►

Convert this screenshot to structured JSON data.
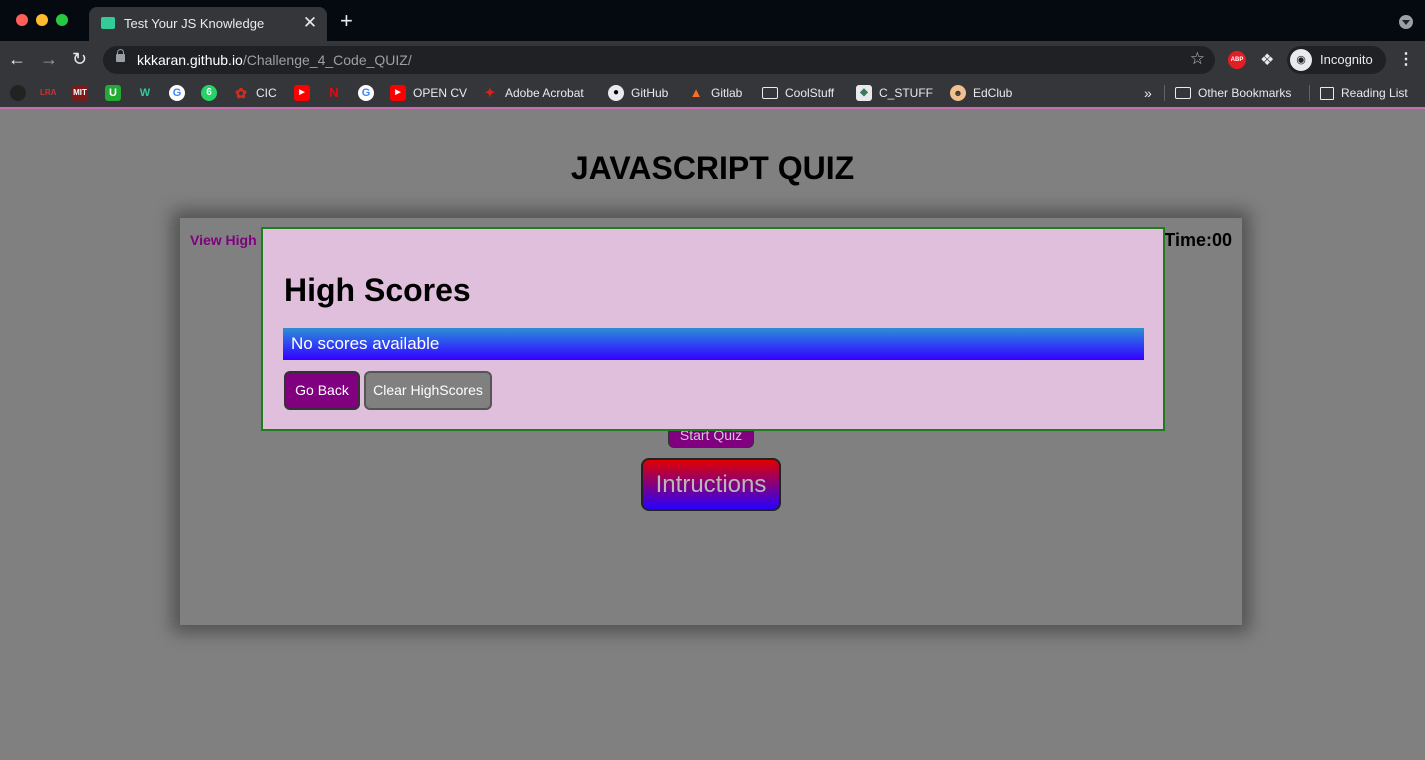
{
  "browser": {
    "tab_title": "Test Your JS Knowledge",
    "tab_close": "✕",
    "new_tab": "+",
    "url_host": "kkkaran.github.io",
    "url_path": "/Challenge_4_Code_QUIZ/",
    "profile_label": "Incognito",
    "bookmarks": [
      {
        "label": "",
        "icon": "circle-icon",
        "color": "#222222"
      },
      {
        "label": "",
        "icon": "lra-icon",
        "color": "#35363a",
        "text": "LRA"
      },
      {
        "label": "",
        "icon": "mit-ocw-icon",
        "color": "#7a1a1a",
        "text": "MIT"
      },
      {
        "label": "",
        "icon": "u-icon",
        "color": "#22aa33",
        "text": "U"
      },
      {
        "label": "",
        "icon": "w-icon",
        "color": "#35363a",
        "text": "W"
      },
      {
        "label": "",
        "icon": "google-icon",
        "color": "#ffffff",
        "text": "G"
      },
      {
        "label": "",
        "icon": "whatsapp-icon",
        "color": "#25d366",
        "text": "6"
      },
      {
        "label": "CIC",
        "icon": "maple-leaf-icon",
        "color": "#d52b1e"
      },
      {
        "label": "",
        "icon": "youtube-icon",
        "color": "#ff0000"
      },
      {
        "label": "",
        "icon": "netflix-icon",
        "color": "#e50914",
        "text": "N"
      },
      {
        "label": "",
        "icon": "google-icon",
        "color": "#ffffff",
        "text": "G"
      },
      {
        "label": "OPEN CV",
        "icon": "youtube-icon",
        "color": "#ff0000"
      },
      {
        "label": "Adobe Acrobat",
        "icon": "acrobat-icon",
        "color": "#e0201b"
      },
      {
        "label": "GitHub",
        "icon": "github-icon",
        "color": "#e8eaed"
      },
      {
        "label": "Gitlab",
        "icon": "gitlab-icon",
        "color": "#fc6d26"
      },
      {
        "label": "CoolStuff",
        "icon": "folder-icon",
        "color": "#35363a"
      },
      {
        "label": "C_STUFF",
        "icon": "c-stuff-icon",
        "color": "#3a7a5a"
      },
      {
        "label": "EdClub",
        "icon": "edclub-icon",
        "color": "#f0c090"
      }
    ],
    "overflow": "»",
    "other_bookmarks": "Other Bookmarks",
    "reading_list": "Reading List"
  },
  "page": {
    "title": "JAVASCRIPT QUIZ",
    "view_highscores": "View High",
    "timer": "Time:00",
    "start_button": "Start Quiz",
    "instructions_button": "Intructions"
  },
  "modal": {
    "title": "High Scores",
    "scores_message": "No scores available",
    "go_back": "Go Back",
    "clear": "Clear HighScores"
  },
  "colors": {
    "page_background": "#808080",
    "modal_background": "#dfbfdc",
    "modal_border": "#1e7e1e",
    "accent_purple": "#800080",
    "bookmark_bar_border": "#c76cae"
  }
}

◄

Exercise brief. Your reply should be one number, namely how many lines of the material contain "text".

Result below. 8